The House passed a similar bill earlier this year; the House measure, however, would give the construction funds to colleges which are planning to expand their enrollment. The Senate bill has no such restriction.
University sources have hinted that if the Senate's version is adopted. Harvard might apply for funds to build an Undergraduate Science Center on Oxford Street. The College is, of course, not planning to expand its enrollment, and it would not be eligible for funds under the House bill.
L. Gard Wiggins, Administrative Vice-goes to a compromise committee, it will certainly be held up until after the Senate President, said Thursday that the Science Center was one of a number of building projects that would be considered if the funds were made available by the federal government. He said that no project had a higher priority on the University's building schedule than the Center, but added that other had equal priority.
"A number of factors would be involved: the amount of money available, the restrictions placed on its use, and our own building schedule," Wiggins explained.
The Senate is scheduled to debate the bill today and Monday, and to vote on Tuesday. It is considered almost certain to pass. If it does, the House will have to choose between approving the Senate's changes in the bill and sending the measure to a conference committee.

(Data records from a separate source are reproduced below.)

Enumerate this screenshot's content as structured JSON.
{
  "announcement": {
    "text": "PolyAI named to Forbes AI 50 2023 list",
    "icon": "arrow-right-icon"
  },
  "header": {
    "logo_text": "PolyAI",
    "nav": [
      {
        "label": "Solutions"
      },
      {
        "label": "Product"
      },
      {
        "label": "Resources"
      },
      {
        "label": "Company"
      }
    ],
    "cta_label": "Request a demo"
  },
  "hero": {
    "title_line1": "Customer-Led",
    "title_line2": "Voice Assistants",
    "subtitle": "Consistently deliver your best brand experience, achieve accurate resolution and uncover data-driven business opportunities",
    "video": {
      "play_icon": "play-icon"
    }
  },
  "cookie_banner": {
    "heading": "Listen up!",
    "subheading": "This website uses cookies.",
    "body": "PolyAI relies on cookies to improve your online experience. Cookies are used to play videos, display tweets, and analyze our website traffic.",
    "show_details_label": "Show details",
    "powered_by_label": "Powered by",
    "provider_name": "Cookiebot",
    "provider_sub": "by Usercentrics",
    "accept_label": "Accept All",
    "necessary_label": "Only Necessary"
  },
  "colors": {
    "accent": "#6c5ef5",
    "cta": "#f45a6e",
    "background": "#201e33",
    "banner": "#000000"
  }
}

There had been some question whether the college construction bill would be brought up before the Senate began considering civil rights. If the legislation debate on civil rights, and might not be voted on during this session.